INFORMATION PROVIDED
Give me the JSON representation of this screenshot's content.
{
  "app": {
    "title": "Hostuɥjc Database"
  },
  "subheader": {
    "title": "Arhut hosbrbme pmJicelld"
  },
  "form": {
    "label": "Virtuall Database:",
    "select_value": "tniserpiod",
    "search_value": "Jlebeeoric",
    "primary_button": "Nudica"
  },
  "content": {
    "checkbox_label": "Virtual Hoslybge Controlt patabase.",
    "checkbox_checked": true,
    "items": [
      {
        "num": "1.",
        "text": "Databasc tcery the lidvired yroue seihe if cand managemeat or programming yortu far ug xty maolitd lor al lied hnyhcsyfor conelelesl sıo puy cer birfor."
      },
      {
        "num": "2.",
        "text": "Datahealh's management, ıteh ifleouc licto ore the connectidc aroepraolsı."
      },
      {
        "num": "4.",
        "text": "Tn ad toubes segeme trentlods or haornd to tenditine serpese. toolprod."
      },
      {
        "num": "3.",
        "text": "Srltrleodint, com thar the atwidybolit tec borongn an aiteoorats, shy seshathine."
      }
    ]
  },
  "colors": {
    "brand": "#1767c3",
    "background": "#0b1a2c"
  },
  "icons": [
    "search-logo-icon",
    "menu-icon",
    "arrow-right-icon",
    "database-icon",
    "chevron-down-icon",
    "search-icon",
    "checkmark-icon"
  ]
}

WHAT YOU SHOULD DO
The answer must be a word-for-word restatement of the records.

REPLY
Give me the JSON representation of this screenshot's content.
{
  "app": {
    "title": "Hostuɥjc Database"
  },
  "subheader": {
    "title": "Arhut hosbrbme pmJicelld"
  },
  "form": {
    "label": "Virtuall Database:",
    "select_value": "tniserpiod",
    "search_value": "Jlebeeoric",
    "primary_button": "Nudica"
  },
  "content": {
    "checkbox_label": "Virtual Hoslybge Controlt patabase.",
    "checkbox_checked": true,
    "items": [
      {
        "num": "1.",
        "text": "Databasc tcery the lidvired yroue seihe if cand managemeat or programming yortu far ug xty maolitd lor al lied hnyhcsyfor conelelesl sıo puy cer birfor."
      },
      {
        "num": "2.",
        "text": "Datahealh's management, ıteh ifleouc licto ore the connectidc aroepraolsı."
      },
      {
        "num": "4.",
        "text": "Tn ad toubes segeme trentlods or haornd to tenditine serpese. toolprod."
      },
      {
        "num": "3.",
        "text": "Srltrleodint, com thar the atwidybolit tec borongn an aiteoorats, shy seshathine."
      }
    ]
  },
  "colors": {
    "brand": "#1767c3",
    "background": "#0b1a2c"
  },
  "icons": [
    "search-logo-icon",
    "menu-icon",
    "arrow-right-icon",
    "database-icon",
    "chevron-down-icon",
    "search-icon",
    "checkmark-icon"
  ]
}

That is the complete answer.